JV: Your debut record, Music of Hair, turns 20 years old this year. Has that milestone sparked any reflective moments for you?

AB: I hadn’t noted that anniversary at all! That seems about right. There are moments where I’ve been somewhat reflective. I’m not really in that mood right now. But When I do hear those [older] records, that one in particular, I’m always pleasantly surprised. It started out as an independent study project in college; I made a class out of making a record. And I had a professor who was cool, making sure I wasn’t totally off track. But I structured it kind of like a – I mean, I didn’t know what being a musician was going to be when I started making that record. When you’re in college, you’re still thinking how am I going to make a living doing this. You haven’t quite had the humiliation of doing wedding gigs and Renaissance Faire gigs yet, the dregs of starting to scrape a living together. I still think of [Music of Hair] as a job interview: “here’s what I can do, guys!” It led me into weird corners – the record divided into three parts: “I can do this, this and this” – I was in such a weird phase of my learning and creating that there are some odd pieces of music in there. When I hear it, I hear the ambition of it, and a little bit of “take it easy.” But they always sound better than my own memory is telling me.

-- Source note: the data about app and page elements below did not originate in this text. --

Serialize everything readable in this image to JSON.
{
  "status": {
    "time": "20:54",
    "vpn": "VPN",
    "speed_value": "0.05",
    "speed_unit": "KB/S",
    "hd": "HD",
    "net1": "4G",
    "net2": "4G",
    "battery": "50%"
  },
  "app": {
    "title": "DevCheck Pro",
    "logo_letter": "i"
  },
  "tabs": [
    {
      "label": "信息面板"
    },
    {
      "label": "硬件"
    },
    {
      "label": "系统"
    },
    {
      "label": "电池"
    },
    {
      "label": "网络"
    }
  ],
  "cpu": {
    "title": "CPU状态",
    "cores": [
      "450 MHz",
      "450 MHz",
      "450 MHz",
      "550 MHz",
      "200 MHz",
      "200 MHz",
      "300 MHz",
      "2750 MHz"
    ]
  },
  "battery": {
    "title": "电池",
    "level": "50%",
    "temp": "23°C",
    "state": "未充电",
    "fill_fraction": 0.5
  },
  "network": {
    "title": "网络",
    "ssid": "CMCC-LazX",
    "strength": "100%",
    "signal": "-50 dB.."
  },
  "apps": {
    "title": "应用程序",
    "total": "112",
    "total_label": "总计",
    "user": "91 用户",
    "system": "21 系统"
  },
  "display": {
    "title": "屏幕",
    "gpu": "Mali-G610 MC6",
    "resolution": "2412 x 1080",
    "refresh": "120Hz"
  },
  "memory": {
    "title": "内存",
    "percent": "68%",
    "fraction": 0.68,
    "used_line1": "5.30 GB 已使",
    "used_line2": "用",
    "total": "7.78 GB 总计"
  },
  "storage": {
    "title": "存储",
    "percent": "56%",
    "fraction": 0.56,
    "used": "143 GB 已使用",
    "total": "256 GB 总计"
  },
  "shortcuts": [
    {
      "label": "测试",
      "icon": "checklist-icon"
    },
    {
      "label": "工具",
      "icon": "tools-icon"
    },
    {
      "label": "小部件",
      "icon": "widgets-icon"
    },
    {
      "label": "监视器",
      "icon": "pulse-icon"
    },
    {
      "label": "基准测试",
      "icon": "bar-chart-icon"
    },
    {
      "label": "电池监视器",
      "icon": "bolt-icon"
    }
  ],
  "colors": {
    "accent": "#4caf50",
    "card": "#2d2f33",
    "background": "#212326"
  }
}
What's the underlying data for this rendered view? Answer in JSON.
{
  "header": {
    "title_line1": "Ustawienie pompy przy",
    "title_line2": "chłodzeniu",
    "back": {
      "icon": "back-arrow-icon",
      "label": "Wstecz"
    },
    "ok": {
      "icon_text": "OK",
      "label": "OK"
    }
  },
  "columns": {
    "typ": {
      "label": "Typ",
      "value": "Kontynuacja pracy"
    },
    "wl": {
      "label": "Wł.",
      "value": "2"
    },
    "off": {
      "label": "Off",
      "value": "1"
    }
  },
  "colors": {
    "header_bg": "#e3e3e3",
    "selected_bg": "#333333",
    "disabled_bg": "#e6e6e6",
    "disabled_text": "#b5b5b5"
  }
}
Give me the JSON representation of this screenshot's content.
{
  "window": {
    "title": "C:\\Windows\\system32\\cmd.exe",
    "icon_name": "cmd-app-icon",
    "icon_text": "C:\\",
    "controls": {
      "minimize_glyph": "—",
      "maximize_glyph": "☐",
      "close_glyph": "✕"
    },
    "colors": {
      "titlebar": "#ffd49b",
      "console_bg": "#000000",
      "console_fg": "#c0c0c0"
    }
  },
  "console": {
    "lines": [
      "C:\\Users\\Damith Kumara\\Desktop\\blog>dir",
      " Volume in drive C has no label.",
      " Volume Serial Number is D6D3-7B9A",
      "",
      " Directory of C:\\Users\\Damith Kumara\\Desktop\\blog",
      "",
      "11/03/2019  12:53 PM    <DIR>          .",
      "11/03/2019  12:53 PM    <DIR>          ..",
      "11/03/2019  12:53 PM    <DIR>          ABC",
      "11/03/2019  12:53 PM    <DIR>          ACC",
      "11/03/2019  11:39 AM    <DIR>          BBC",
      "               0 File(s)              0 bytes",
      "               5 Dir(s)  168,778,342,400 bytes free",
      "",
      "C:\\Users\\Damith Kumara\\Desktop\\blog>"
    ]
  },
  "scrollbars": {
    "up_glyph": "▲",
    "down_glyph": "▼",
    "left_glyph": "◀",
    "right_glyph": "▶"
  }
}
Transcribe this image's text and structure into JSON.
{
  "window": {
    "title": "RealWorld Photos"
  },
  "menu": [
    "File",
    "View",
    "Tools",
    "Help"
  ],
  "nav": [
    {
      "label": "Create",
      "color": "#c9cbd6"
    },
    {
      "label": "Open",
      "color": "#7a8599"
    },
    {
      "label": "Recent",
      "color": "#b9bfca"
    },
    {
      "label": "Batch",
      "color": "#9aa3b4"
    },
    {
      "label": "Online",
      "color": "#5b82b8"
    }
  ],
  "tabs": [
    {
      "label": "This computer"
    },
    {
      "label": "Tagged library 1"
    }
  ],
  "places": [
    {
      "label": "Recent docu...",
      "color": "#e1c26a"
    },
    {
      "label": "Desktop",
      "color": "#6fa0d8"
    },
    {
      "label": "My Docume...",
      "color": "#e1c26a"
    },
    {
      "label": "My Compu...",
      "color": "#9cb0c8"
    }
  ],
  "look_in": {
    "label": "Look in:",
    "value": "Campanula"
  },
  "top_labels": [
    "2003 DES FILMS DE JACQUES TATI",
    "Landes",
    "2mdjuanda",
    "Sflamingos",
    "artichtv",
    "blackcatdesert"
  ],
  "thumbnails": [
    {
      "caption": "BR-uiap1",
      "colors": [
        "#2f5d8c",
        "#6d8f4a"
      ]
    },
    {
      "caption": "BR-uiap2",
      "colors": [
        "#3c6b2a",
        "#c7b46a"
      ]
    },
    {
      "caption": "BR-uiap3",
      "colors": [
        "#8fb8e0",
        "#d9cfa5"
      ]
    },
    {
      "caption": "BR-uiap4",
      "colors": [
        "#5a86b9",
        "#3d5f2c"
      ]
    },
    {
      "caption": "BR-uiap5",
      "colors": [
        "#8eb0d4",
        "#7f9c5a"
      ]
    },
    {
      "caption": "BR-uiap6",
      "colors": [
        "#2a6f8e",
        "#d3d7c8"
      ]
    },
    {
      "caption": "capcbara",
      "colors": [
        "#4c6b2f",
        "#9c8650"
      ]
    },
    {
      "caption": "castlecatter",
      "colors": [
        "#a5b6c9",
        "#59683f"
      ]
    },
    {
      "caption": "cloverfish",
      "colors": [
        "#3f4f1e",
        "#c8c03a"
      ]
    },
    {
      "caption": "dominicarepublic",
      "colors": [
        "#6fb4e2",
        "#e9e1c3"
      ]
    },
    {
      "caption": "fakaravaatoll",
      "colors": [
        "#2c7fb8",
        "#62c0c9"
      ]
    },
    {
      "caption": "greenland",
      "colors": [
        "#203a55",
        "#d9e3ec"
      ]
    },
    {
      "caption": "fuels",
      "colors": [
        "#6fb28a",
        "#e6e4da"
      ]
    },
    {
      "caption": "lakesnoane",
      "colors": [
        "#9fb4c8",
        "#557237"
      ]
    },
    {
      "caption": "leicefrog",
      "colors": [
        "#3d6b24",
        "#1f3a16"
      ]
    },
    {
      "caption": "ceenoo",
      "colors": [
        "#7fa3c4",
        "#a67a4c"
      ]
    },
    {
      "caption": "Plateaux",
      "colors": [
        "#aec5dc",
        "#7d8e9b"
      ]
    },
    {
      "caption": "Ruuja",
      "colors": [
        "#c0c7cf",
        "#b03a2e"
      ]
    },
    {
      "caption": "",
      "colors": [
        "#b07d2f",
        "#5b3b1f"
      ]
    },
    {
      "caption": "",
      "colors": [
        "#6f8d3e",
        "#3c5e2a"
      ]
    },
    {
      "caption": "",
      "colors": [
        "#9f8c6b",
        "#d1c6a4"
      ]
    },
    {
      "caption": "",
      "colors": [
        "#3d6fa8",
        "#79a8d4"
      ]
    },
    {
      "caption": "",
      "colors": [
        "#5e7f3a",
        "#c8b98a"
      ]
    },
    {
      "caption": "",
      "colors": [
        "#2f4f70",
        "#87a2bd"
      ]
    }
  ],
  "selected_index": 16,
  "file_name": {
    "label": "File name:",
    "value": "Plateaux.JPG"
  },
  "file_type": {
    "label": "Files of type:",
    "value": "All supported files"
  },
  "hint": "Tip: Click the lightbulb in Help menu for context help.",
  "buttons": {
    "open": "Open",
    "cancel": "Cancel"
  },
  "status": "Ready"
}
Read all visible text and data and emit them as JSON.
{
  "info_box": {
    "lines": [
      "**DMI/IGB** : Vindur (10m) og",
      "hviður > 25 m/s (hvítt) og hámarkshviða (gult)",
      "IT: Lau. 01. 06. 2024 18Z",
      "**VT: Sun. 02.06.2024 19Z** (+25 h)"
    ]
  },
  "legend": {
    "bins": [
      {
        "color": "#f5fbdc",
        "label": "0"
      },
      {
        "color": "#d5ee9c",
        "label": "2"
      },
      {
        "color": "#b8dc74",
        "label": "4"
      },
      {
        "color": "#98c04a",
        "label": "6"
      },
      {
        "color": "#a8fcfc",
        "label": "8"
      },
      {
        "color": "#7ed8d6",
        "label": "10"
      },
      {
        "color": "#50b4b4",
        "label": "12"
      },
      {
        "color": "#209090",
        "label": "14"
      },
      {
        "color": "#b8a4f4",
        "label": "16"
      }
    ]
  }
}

Andrew Bird and Boogarins perform at the Electric Factory on Monday, April 4th – and Ross highly recommends you arrive early for Boogarins, who blew him away at a recent SXSW. Tickets and more information on the show can be found at the XPN Concert Calendar.